Like I said, when an affair happens, the problem already exists. Is a problem in the marriage an excuse for your partner to have an affair? No, no one should cheat on their partner. I am not justifying infidelity; I am just letting you know how affairs happen. We all have desires and want to feel loved, so instead of telling your partner how they should feel loved, listen to them.
Yes, Infidelity Can Save Your Marriage
I like to think of cheating as a wake-up call for your marriage. An affair has the potential to bring you closer together and make you more connected. How? Because infidelity can get you both to you admit that your relationship has problems — those aforementioned “lack ofs”— and it can empower you to work on finding solutions. Your affair can be the one thing that shows each of you how strong you are and how much you are willing to fight for your marriage. It can be a powerful tool that forces you to see the light.
However, I must say, it takes two to tango. To come out stronger after an affair, you both must love each other and want to stay together. Surviving an affair is not for the faint hearted — but it is for the open hearted. Because if you can see past your partner’s mistake, forgive them and say, “Your mistake is not bigger than our marriage,” then you are on your way to finding each other again. And I know family and friends may have a lot to say about working out a marriage after infidelity, but this is your marriage and you have the say-so of when it ends.
[bctt tweet=”Surviving an affair is not for the faint hearted — but it is for the open hearted.”]
There are some instances when an affair can permanently sabotage a marriage. If a partner repeatedly cheats, this means you are dancing by yourself. You then must leave the marriage and start the healing process alone. I don’t support anyone being in a relationship in which your partner continues to cheat — because that is simply not healthy (The same goes for relationships that are emotionally, physically or sexually abusive). In these instances, it is most definitely the right decision to leave. Your health is always a priority.
But if the cheating isn’t habitual, the relationship can survive. If you are willing to put in the work, you can heal from infidelity and the problems that caused it.
You need to start at the beginning of the relationship.

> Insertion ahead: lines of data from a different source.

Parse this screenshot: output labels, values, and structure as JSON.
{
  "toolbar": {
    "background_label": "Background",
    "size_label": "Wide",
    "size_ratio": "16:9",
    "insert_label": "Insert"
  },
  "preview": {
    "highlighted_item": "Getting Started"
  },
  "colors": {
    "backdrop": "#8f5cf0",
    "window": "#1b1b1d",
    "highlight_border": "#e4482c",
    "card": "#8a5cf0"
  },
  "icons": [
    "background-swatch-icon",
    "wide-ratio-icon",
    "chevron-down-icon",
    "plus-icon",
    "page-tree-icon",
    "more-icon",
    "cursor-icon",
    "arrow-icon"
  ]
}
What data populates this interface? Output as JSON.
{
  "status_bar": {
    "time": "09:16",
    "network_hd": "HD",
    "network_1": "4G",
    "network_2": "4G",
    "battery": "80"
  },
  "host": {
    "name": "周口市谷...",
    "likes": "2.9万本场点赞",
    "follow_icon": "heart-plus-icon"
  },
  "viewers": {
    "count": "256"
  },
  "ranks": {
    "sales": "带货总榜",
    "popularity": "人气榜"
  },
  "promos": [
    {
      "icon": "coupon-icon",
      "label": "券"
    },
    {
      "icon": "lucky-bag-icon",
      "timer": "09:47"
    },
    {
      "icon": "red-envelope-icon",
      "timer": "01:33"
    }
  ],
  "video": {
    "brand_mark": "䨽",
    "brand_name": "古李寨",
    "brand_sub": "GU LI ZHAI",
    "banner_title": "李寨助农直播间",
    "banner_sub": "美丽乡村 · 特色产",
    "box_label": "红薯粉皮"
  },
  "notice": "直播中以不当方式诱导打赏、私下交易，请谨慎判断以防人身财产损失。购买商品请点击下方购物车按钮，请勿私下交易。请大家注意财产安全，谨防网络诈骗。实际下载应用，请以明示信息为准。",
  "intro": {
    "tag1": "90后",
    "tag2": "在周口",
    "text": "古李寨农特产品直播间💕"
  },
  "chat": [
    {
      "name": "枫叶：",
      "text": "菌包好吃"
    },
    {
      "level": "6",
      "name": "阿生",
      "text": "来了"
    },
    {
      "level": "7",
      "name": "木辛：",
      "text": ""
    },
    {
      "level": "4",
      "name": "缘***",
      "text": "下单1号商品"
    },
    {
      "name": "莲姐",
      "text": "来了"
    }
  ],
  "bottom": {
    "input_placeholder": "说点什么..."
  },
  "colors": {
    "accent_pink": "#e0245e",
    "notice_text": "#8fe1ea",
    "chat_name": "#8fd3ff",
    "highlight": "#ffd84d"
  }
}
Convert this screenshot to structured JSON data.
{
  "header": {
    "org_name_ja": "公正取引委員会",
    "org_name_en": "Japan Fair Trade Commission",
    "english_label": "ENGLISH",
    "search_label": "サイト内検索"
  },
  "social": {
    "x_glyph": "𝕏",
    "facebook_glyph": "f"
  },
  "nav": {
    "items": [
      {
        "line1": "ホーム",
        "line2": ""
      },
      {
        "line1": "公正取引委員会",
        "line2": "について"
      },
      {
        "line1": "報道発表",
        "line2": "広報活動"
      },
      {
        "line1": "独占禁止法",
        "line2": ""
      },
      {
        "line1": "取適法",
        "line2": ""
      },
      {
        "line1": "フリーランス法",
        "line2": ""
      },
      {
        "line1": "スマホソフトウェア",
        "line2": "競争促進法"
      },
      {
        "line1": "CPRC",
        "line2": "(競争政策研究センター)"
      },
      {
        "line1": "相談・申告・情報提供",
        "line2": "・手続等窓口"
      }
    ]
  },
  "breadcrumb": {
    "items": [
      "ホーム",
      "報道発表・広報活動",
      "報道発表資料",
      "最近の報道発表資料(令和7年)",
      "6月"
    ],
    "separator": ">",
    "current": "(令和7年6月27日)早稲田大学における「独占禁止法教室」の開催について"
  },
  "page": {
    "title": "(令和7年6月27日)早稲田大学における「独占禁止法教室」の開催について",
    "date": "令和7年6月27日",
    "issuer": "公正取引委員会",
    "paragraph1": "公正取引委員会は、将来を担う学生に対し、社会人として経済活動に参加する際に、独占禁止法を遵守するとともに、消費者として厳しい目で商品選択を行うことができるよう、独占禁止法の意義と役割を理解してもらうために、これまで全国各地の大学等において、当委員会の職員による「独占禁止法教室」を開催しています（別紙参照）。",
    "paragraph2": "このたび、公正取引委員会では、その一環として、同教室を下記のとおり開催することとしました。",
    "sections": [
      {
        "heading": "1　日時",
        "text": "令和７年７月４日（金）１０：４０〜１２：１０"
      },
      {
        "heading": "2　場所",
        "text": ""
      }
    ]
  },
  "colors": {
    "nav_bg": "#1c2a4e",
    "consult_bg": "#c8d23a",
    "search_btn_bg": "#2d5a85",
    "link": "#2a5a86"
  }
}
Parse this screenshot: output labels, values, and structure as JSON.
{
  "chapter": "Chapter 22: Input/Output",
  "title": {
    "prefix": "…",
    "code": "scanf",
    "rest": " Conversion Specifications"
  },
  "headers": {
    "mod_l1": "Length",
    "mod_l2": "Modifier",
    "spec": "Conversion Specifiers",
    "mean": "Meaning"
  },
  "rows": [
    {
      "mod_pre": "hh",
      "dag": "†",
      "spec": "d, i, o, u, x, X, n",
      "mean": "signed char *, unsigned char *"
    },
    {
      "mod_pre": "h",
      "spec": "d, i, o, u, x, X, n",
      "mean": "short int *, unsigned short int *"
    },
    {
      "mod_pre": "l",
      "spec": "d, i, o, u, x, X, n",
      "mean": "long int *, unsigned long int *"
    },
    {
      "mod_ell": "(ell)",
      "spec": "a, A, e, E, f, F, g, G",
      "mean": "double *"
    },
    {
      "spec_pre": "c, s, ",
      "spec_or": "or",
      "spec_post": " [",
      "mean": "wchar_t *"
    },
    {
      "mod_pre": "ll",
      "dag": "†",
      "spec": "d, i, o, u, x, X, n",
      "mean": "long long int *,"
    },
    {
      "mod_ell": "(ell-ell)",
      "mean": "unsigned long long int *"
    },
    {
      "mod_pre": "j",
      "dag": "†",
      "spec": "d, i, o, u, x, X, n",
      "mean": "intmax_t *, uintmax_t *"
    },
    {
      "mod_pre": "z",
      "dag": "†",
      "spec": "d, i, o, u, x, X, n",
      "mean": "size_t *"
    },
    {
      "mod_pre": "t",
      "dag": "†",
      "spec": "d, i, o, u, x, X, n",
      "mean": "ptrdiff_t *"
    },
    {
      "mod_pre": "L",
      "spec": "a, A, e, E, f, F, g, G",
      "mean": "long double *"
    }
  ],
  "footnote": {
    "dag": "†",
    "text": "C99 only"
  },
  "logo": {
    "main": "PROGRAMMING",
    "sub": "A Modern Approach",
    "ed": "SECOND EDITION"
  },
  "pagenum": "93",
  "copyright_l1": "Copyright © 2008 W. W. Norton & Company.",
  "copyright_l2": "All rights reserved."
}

Look at all the good and not so good times throughout the years of your friendship, partnership and marriage. See the things that went unsaid and all those elephants that proverbially sat in the rooms of your home. Discuss the love and the pain, and then decide if you both want to move forward. Because here is the thing: Your partner’s affair is one bad decision, but what about all the good decisions? What about all the times he or she had your back? Supported you and loved you? Does one bad decision trump all their good decisions? I am not saying it is easy, but it is possible to move past an affair and rebuild your marriage…a marriage you deserve.
A marriage counselor can aid you in this process by helping you work through your emotions and fears. A marriage counselor should be objective, and he or she should not just tell you what you want to hear. Remember, this is your wake-up call. It is a chance for you both to get this relationship thing right. If your partner cheated and you don’t try to save your marriage, then you will never know if what was broken could have been fixed. Marriage counseling can give you the peace of mind that you did everything possible to save your relationship. This isn’t your mother’s marriage, your brother’s marriage or your best friend’s marriage. This is your marriage, so make a decision that you can live with.
If you need a counselor who can help you do whatever you can to save your marriage after infidelity, you can contact me at (864) 559-8181 to set up a free consultation call. I can help individuals and couples in the Greenville, SC area or out of the area by phone.